→ **WHAT TO WORK ON**: Could you write out, word for word, each line from the one containing "Serialize everything readable" to the last line of the data below, both included and nothing more?

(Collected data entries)

•••••

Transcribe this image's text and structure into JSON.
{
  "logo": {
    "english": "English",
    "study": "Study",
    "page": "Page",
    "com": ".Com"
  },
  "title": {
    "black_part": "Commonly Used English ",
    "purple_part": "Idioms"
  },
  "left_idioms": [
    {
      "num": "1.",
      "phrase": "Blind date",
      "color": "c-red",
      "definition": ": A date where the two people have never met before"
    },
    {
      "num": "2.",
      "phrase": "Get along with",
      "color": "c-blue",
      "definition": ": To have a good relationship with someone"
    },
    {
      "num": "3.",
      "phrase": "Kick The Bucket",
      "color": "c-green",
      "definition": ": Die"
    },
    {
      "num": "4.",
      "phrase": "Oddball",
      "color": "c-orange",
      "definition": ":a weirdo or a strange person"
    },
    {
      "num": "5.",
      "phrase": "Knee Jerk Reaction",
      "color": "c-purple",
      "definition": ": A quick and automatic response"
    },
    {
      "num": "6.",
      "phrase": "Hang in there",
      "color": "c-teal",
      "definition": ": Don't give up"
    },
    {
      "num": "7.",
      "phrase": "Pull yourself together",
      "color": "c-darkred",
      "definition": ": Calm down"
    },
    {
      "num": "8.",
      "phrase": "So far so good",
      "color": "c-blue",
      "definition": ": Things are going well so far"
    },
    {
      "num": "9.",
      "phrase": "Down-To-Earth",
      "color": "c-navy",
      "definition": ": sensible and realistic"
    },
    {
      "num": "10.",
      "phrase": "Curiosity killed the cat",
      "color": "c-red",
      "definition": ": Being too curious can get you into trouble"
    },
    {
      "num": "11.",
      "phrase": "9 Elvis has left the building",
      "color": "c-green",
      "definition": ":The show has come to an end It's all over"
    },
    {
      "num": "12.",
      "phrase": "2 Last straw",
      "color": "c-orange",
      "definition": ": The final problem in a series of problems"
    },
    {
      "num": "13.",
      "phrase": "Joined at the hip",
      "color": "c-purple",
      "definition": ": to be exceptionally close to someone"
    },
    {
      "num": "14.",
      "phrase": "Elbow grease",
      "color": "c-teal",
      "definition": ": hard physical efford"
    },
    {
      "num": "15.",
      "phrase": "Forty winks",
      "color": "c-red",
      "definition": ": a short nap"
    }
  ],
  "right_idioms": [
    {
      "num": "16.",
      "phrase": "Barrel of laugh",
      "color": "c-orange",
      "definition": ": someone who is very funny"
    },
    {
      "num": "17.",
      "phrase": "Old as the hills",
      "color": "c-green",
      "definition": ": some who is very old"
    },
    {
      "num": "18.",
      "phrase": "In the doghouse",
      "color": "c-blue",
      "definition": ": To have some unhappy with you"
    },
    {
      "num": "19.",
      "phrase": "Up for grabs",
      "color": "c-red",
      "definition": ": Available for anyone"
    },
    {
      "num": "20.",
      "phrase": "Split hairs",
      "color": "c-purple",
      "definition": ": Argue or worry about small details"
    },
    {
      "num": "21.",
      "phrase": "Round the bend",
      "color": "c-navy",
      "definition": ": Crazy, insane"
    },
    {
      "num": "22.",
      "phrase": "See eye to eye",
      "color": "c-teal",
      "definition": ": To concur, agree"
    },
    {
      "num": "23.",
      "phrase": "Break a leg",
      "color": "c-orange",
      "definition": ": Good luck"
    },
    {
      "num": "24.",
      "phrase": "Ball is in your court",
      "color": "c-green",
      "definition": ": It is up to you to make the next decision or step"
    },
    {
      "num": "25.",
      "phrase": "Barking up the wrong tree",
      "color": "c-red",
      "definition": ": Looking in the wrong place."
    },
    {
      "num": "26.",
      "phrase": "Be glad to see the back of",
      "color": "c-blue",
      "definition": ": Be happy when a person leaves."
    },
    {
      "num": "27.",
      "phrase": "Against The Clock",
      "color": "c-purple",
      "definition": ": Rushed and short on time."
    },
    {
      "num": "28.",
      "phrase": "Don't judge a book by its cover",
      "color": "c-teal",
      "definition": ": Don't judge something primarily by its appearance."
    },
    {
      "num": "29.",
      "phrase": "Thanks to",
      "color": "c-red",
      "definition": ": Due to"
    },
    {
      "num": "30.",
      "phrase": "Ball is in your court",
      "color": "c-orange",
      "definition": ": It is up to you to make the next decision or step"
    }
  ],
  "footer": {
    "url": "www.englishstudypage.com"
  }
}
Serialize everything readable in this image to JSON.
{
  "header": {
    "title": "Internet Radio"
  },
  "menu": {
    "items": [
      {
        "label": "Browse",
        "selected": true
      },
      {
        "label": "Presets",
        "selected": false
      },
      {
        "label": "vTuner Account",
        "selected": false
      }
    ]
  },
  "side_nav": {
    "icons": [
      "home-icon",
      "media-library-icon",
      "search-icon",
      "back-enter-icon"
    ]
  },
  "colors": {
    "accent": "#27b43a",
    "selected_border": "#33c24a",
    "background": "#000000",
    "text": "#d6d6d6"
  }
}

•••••

→ **EXPECTED ANSWER**:
Serialize everything readable in this image to JSON.
{
  "header": {
    "title": "Internet Radio"
  },
  "menu": {
    "items": [
      {
        "label": "Browse",
        "selected": true
      },
      {
        "label": "Presets",
        "selected": false
      },
      {
        "label": "vTuner Account",
        "selected": false
      }
    ]
  },
  "side_nav": {
    "icons": [
      "home-icon",
      "media-library-icon",
      "search-icon",
      "back-enter-icon"
    ]
  },
  "colors": {
    "accent": "#27b43a",
    "selected_border": "#33c24a",
    "background": "#000000",
    "text": "#d6d6d6"
  }
}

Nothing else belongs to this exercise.